** GIVEN RECORDS follows **

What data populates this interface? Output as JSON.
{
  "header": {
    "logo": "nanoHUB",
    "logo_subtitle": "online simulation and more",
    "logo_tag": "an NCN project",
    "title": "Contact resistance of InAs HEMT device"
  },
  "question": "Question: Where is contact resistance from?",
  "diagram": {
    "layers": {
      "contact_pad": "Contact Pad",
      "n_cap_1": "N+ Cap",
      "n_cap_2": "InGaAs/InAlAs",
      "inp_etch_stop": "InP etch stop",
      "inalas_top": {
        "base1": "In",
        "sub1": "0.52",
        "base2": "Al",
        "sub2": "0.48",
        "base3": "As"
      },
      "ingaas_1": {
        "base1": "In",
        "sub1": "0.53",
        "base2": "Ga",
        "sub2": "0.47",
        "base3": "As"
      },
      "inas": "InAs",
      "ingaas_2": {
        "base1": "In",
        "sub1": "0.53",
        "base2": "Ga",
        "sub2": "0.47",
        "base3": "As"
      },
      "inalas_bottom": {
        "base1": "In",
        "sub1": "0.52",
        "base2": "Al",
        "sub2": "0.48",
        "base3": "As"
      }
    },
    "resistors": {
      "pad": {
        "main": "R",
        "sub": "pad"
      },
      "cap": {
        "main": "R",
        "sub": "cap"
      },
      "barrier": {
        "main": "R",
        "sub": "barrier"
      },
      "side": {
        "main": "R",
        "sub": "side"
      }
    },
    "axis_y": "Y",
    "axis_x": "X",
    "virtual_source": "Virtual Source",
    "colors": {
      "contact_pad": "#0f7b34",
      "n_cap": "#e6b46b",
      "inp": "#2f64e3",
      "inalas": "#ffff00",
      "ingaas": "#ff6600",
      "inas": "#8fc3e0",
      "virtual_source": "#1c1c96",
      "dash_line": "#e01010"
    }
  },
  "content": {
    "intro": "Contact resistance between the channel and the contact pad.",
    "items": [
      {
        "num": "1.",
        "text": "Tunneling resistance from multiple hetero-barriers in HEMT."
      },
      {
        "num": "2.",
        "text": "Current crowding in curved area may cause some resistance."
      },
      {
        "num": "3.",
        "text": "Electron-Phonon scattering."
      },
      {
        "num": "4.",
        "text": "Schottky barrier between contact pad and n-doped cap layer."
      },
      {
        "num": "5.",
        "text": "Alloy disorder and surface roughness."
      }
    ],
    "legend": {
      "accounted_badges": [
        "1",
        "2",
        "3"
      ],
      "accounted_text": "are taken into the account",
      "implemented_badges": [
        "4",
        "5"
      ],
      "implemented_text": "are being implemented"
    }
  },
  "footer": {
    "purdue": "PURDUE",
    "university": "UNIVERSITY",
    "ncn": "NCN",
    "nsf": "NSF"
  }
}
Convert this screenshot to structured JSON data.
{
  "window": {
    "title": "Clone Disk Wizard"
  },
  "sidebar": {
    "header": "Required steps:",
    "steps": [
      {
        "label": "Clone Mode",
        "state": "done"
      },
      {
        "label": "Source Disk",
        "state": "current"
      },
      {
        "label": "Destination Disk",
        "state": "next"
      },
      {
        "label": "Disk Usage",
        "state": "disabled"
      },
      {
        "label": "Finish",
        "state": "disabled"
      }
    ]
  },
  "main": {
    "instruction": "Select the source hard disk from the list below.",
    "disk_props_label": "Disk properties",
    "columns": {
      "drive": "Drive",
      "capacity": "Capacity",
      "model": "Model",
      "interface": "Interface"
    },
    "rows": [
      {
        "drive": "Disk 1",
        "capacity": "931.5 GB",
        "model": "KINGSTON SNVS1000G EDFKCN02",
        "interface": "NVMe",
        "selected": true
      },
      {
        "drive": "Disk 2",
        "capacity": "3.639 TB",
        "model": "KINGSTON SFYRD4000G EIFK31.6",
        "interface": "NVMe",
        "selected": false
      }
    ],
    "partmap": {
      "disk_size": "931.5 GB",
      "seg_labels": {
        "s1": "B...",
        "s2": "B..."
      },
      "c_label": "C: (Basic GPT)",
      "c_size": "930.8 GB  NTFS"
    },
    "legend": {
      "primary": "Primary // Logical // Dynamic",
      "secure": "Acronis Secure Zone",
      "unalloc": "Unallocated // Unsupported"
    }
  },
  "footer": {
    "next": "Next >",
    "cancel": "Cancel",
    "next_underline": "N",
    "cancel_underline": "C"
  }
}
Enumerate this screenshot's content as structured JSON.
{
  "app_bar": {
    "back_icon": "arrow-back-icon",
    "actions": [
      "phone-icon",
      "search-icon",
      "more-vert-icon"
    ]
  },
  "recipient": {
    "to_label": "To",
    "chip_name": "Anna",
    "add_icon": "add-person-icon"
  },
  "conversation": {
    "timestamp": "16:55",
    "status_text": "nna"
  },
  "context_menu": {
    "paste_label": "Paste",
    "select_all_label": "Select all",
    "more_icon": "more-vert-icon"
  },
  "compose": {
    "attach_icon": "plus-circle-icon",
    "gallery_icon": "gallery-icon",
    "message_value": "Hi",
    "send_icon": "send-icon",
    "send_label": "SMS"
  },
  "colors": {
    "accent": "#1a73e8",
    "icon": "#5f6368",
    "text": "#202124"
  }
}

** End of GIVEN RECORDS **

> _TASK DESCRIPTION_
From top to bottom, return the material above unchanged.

> _SOLUTION TO THE EXERCISE_
What data populates this interface? Output as JSON.
{
  "header": {
    "logo": "nanoHUB",
    "logo_subtitle": "online simulation and more",
    "logo_tag": "an NCN project",
    "title": "Contact resistance of InAs HEMT device"
  },
  "question": "Question: Where is contact resistance from?",
  "diagram": {
    "layers": {
      "contact_pad": "Contact Pad",
      "n_cap_1": "N+ Cap",
      "n_cap_2": "InGaAs/InAlAs",
      "inp_etch_stop": "InP etch stop",
      "inalas_top": {
        "base1": "In",
        "sub1": "0.52",
        "base2": "Al",
        "sub2": "0.48",
        "base3": "As"
      },
      "ingaas_1": {
        "base1": "In",
        "sub1": "0.53",
        "base2": "Ga",
        "sub2": "0.47",
        "base3": "As"
      },
      "inas": "InAs",
      "ingaas_2": {
        "base1": "In",
        "sub1": "0.53",
        "base2": "Ga",
        "sub2": "0.47",
        "base3": "As"
      },
      "inalas_bottom": {
        "base1": "In",
        "sub1": "0.52",
        "base2": "Al",
        "sub2": "0.48",
        "base3": "As"
      }
    },
    "resistors": {
      "pad": {
        "main": "R",
        "sub": "pad"
      },
      "cap": {
        "main": "R",
        "sub": "cap"
      },
      "barrier": {
        "main": "R",
        "sub": "barrier"
      },
      "side": {
        "main": "R",
        "sub": "side"
      }
    },
    "axis_y": "Y",
    "axis_x": "X",
    "virtual_source": "Virtual Source",
    "colors": {
      "contact_pad": "#0f7b34",
      "n_cap": "#e6b46b",
      "inp": "#2f64e3",
      "inalas": "#ffff00",
      "ingaas": "#ff6600",
      "inas": "#8fc3e0",
      "virtual_source": "#1c1c96",
      "dash_line": "#e01010"
    }
  },
  "content": {
    "intro": "Contact resistance between the channel and the contact pad.",
    "items": [
      {
        "num": "1.",
        "text": "Tunneling resistance from multiple hetero-barriers in HEMT."
      },
      {
        "num": "2.",
        "text": "Current crowding in curved area may cause some resistance."
      },
      {
        "num": "3.",
        "text": "Electron-Phonon scattering."
      },
      {
        "num": "4.",
        "text": "Schottky barrier between contact pad and n-doped cap layer."
      },
      {
        "num": "5.",
        "text": "Alloy disorder and surface roughness."
      }
    ],
    "legend": {
      "accounted_badges": [
        "1",
        "2",
        "3"
      ],
      "accounted_text": "are taken into the account",
      "implemented_badges": [
        "4",
        "5"
      ],
      "implemented_text": "are being implemented"
    }
  },
  "footer": {
    "purdue": "PURDUE",
    "university": "UNIVERSITY",
    "ncn": "NCN",
    "nsf": "NSF"
  }
}
Convert this screenshot to structured JSON data.
{
  "window": {
    "title": "Clone Disk Wizard"
  },
  "sidebar": {
    "header": "Required steps:",
    "steps": [
      {
        "label": "Clone Mode",
        "state": "done"
      },
      {
        "label": "Source Disk",
        "state": "current"
      },
      {
        "label": "Destination Disk",
        "state": "next"
      },
      {
        "label": "Disk Usage",
        "state": "disabled"
      },
      {
        "label": "Finish",
        "state": "disabled"
      }
    ]
  },
  "main": {
    "instruction": "Select the source hard disk from the list below.",
    "disk_props_label": "Disk properties",
    "columns": {
      "drive": "Drive",
      "capacity": "Capacity",
      "model": "Model",
      "interface": "Interface"
    },
    "rows": [
      {
        "drive": "Disk 1",
        "capacity": "931.5 GB",
        "model": "KINGSTON SNVS1000G EDFKCN02",
        "interface": "NVMe",
        "selected": true
      },
      {
        "drive": "Disk 2",
        "capacity": "3.639 TB",
        "model": "KINGSTON SFYRD4000G EIFK31.6",
        "interface": "NVMe",
        "selected": false
      }
    ],
    "partmap": {
      "disk_size": "931.5 GB",
      "seg_labels": {
        "s1": "B...",
        "s2": "B..."
      },
      "c_label": "C: (Basic GPT)",
      "c_size": "930.8 GB  NTFS"
    },
    "legend": {
      "primary": "Primary // Logical // Dynamic",
      "secure": "Acronis Secure Zone",
      "unalloc": "Unallocated // Unsupported"
    }
  },
  "footer": {
    "next": "Next >",
    "cancel": "Cancel",
    "next_underline": "N",
    "cancel_underline": "C"
  }
}
Enumerate this screenshot's content as structured JSON.
{
  "app_bar": {
    "back_icon": "arrow-back-icon",
    "actions": [
      "phone-icon",
      "search-icon",
      "more-vert-icon"
    ]
  },
  "recipient": {
    "to_label": "To",
    "chip_name": "Anna",
    "add_icon": "add-person-icon"
  },
  "conversation": {
    "timestamp": "16:55",
    "status_text": "nna"
  },
  "context_menu": {
    "paste_label": "Paste",
    "select_all_label": "Select all",
    "more_icon": "more-vert-icon"
  },
  "compose": {
    "attach_icon": "plus-circle-icon",
    "gallery_icon": "gallery-icon",
    "message_value": "Hi",
    "send_icon": "send-icon",
    "send_label": "SMS"
  },
  "colors": {
    "accent": "#1a73e8",
    "icon": "#5f6368",
    "text": "#202124"
  }
}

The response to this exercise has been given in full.